BY SHELBIE GOULDING
The proposal from John Richard, the authorized agent and business operator, had its first reading before Sumter City Council. He applied to rezone the 3.27-acre property at 410 S. Main St. It is currently zoned light industrial-warehouse.
Richard said he wants to bring the cannabis industry to the City of Sumter and work with its local farmers. He said he walked door-to-door to talk with residents in the area about his business and had a petition for them to sign approving his rezoning.
The planning commission recommended approval of the request.
Councilwoman Ione Dwyer said the business depreciates residents’ property value and that the community doesn’t want the business in their back yard.
Dwyer also said she isn’t against the business itself but that it doesn’t need to be in the location. She said something of better use to the community could be built there.
Councilman Calvin Hastie, who represents much of South Sumter, said area residents don’t want the business in their neighborhood.
During a public hearing, five spoke in favor of the rezoning, and six spoke in opposition. Only city residents are allowed to speak during public hearings.
Richard’s father, Marius Richard, spoke in favor and said it’s an opportunity to improve and clean up the area.
Other businessmen spoke in favor of the manufacturer bringing spurring more business and economic growth to the city.
A woman wearing a yellow T-shirt that said South Sumter Neighborhood Beautification Association Inc. spoke for her fellow residents also wearing the T-shirts.
She said the community doesn’t want a manufacturer being placed in the area. It could go outside the city or outside of South Sumter.
“We live here, and we’re interested in our community,” she said. “I’m determined. They aren’t going to take my street.”

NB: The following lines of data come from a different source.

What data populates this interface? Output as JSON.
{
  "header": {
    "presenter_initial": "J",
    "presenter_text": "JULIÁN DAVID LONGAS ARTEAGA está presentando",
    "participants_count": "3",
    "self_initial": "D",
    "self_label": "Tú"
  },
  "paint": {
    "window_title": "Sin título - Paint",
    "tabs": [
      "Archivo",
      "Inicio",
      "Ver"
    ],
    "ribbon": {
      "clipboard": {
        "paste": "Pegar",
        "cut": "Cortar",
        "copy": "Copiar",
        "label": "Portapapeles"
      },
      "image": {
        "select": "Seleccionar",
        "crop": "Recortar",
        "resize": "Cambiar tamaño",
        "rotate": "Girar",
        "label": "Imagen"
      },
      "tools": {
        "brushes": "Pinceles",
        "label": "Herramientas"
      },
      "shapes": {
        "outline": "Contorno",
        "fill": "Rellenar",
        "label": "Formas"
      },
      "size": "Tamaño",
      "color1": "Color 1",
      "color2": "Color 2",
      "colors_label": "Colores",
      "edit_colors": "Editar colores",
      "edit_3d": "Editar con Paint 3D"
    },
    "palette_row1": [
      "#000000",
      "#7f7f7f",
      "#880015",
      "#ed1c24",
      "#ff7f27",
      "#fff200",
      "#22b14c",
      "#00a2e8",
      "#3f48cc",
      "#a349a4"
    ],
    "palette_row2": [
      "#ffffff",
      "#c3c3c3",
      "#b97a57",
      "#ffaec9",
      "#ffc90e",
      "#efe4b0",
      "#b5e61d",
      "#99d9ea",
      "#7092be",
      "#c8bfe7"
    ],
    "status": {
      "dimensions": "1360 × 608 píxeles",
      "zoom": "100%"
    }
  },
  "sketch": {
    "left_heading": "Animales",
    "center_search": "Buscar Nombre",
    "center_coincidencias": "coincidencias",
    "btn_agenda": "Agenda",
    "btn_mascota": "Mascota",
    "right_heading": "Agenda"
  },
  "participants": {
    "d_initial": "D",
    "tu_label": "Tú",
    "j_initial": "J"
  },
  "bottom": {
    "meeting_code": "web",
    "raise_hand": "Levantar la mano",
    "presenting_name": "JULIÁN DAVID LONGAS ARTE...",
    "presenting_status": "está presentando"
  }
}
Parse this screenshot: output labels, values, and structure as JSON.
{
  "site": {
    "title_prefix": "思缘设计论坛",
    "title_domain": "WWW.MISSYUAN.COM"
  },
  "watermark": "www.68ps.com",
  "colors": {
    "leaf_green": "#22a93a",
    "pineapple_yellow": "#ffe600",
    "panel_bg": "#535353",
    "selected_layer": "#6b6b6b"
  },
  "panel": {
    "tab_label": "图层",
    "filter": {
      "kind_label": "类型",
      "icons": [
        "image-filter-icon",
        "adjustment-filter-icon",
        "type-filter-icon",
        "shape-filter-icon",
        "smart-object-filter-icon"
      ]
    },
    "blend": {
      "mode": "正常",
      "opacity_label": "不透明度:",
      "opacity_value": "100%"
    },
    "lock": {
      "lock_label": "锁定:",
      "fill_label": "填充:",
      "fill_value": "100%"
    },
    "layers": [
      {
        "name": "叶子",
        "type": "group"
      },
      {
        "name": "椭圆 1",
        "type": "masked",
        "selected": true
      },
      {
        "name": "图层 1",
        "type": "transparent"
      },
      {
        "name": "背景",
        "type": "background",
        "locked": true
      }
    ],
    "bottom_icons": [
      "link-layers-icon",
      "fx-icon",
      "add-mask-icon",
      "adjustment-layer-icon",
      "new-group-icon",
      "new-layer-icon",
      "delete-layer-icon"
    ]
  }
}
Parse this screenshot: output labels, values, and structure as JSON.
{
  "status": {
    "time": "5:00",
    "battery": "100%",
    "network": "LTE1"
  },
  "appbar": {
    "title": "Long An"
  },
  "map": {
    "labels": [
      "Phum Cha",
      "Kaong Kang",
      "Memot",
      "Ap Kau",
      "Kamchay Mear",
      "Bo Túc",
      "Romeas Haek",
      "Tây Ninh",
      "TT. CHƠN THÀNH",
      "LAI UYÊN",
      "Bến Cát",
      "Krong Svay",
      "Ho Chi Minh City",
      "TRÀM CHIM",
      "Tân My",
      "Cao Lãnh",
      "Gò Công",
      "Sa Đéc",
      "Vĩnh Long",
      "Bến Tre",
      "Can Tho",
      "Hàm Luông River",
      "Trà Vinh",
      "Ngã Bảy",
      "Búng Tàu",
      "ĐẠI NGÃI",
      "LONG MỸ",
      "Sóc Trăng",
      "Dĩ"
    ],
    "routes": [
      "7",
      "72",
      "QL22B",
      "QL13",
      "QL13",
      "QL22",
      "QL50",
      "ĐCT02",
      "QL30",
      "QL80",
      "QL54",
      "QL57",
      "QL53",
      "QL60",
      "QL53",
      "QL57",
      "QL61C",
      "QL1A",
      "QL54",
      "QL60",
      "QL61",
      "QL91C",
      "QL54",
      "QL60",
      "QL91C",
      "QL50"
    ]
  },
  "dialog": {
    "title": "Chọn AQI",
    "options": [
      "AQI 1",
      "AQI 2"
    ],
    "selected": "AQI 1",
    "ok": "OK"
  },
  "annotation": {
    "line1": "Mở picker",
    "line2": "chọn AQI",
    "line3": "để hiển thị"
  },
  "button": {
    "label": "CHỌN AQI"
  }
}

Hastie told the woman and those in opposition of the rezoning that forming a neighborhood association and coming together in unity will help resolve issues that affect their community, such as this rezoning.
“Let these people know we are fighting back,” Dwyer said. “The only way to do this is to do it together.”
Council deferred the rezoning to have extra time to discuss the request. The city requires two readings to be approved for a rezoning request to get passed.
Mayor Joe McElveen and Councilman Steven Corley were absent for the meeting.
Request made to bring tailor shop to Oxford Street
A public hearing and first reading was held for a potential garment alteration and tailor shop on Oxford Street for applicant Hugh Betchman Jr.
One city resident spoke in favor and said he’s “always in favor of a tailor shop.”
The request is to amend the professional office district to add garment alteration and repair shops and tailor shops, except custom or merchant tailors, as allowed uses.
Council unanimously approved first reading.
City to match grant for program to attract first-time visitors
A resolution requesting a local match from the City of Sumter of at least $3,750, which equals the minimum 15% local match required by the Municipal Association of South Carolina, to support the city’s application for a $25,000 Hometown Economic Development Grant was made.
The grant and funding will be used for the City of Sumter’s Wayfinding Signage Trailblazer program, which is an important key to increase the traffic of first-time visitors in Sumter.
Hastie said this would be a great asset to the community, especially in the South Sumter area.
Council unanimously approved to commit to the grant.
Sewer right of way project approved
A resolution authorized a contract with V.B. Hawthorne and Son for $141,251.96 for the Sanitary Sewer Right-of-Way Clearing Project for this fall.
V.B. Hawthorne was the second lowest bid and was recommended for approval as the local bidder was only 3% higher than Tom Brigman Contractors Inc. and agreed to match the low bid of $141,251.96.
Council unanimously approved the contract.